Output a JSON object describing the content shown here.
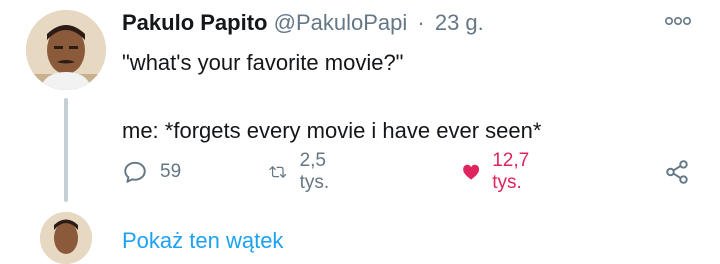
{
  "tweet": {
    "author_name": "Pakulo Papito",
    "author_handle": "@PakuloPapi",
    "separator": "·",
    "time": "23 g.",
    "text": "\"what's your favorite movie?\"\n\nme: *forgets every movie i have ever seen*",
    "reply_count": "59",
    "retweet_count": "2,5 tys.",
    "like_count": "12,7 tys.",
    "liked": true
  },
  "thread": {
    "show_thread_label": "Pokaż ten wątek"
  },
  "icons": {
    "more": "more-options-icon",
    "reply": "reply-icon",
    "retweet": "retweet-icon",
    "like": "heart-icon",
    "share": "share-icon"
  },
  "colors": {
    "text_primary": "#14171a",
    "text_secondary": "#657786",
    "like_active": "#e0245e",
    "link": "#1da1f2",
    "thread_line": "#c4cfd6"
  }
}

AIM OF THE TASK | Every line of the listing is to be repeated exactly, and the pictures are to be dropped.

EXERCISE SOLUTION |
Output a JSON object describing the content shown here.
{
  "tweet": {
    "author_name": "Pakulo Papito",
    "author_handle": "@PakuloPapi",
    "separator": "·",
    "time": "23 g.",
    "text": "\"what's your favorite movie?\"\n\nme: *forgets every movie i have ever seen*",
    "reply_count": "59",
    "retweet_count": "2,5 tys.",
    "like_count": "12,7 tys.",
    "liked": true
  },
  "thread": {
    "show_thread_label": "Pokaż ten wątek"
  },
  "icons": {
    "more": "more-options-icon",
    "reply": "reply-icon",
    "retweet": "retweet-icon",
    "like": "heart-icon",
    "share": "share-icon"
  },
  "colors": {
    "text_primary": "#14171a",
    "text_secondary": "#657786",
    "like_active": "#e0245e",
    "link": "#1da1f2",
    "thread_line": "#c4cfd6"
  }
}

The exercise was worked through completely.